Of the 17,000-odd pieces of Hindenburg correspondence, roughly 360 withstood the flames, which rose 1,000 feet. Some postcards and envelopes had been placed in a protective bag for later delivery, and others were crammed in the center of regular mailbags, where oxygen couldn’t reach. These singed letters, six of them featured in the show, are among the grandest prizes of philately.

Check out the article for more background and images from the exhibit.

The Atlantic: How did you find this story and decide to tell it?

Ryan Reed: We knew about the Fire & Ice exhibit at the National Postal Museum about a year in advance. Beth Py-Lieberman, the GoSmithsonian editor, interviewed Cheryl R. Ganz, Ph.D. at that time and knew right away that the story of her uncovering the Hindenburg map would make for a great article and video

Many people don't realize the Postal Museum is a part of the Smithsonian since it's not on the National Mall but there are so many interesting stories to tell and this is one of them. Ganz's enthusiasm for her work shows through and delivered a great narrative.

Where did you find the archival footage?

The archival footage is from a web site called Critical Past. In the completed video, we used two sets of archival footage. The crash scene in the beginning of the video is from a newsreel that probably ran in movie theaters in 1937. The audio in the beginning of the video is not from the newsreel. The famous dramatic description of the Hindenburg crash is of Herbert Morrison who delivered the famous line, "Oh, the humanity." The other piece of archival footage is seen at the very end overlaid with the map and shows the Hindenburg in flight.

With all the amazing exhibits and collections under the Smithsonian umbrella, how do you select stories to do?

We have great editors at Smithsonian who pick the most interesting and relevant stories to tell in print. It really makes our job on the web so much easier when you have such fascinating stories to start with. Not every article makes for a good video so the story needs to have a strong visual base, such as our video on Doug Aitken's multimedia display at the Hirshhorn or our video on the Art of Video Games exhibit. Both of these exhibits were described in print but because of their visual nature, video was a natural way to further the story on the web.

What's next for you?

Currently I am the editor of Retina, which is a Tumblr that curates the best visuals from Smithsonian.com and around the web. We're looking to expand the blog and provide our readers with even more stunning visuals and interviews with artists. I also have a couple exciting video projects coming up. One is on 3D printing and how it relates to a 19th century explorer who worked at the Smithsonian but mysteriously died in Alaska. The other video is on the drawings of Woody Guthrie.

The best way to stay up to date with Smithsonian magazine is to follow us on Twitter @SmithsonianMag and Facebook. You can also follow me @RyanReed.

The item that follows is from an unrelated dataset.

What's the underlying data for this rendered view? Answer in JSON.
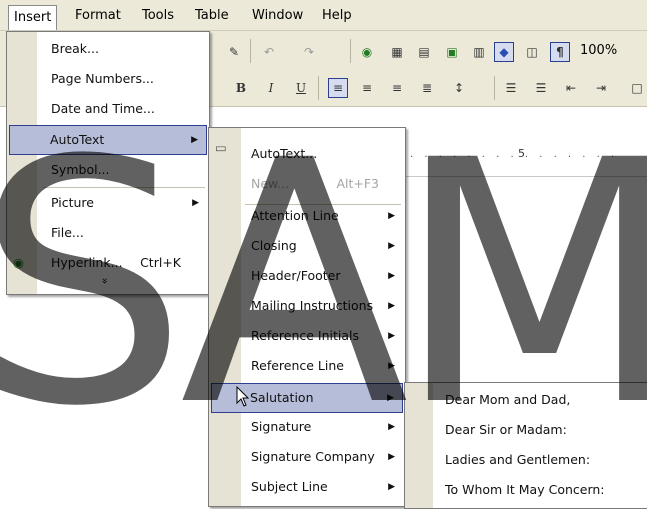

For more videos from Smithsonian, visit http://www.smithsonianmag.com/video/.

We want to hear what you think about this article. Submit a letter to the editor or write to letters@theatlantic.com.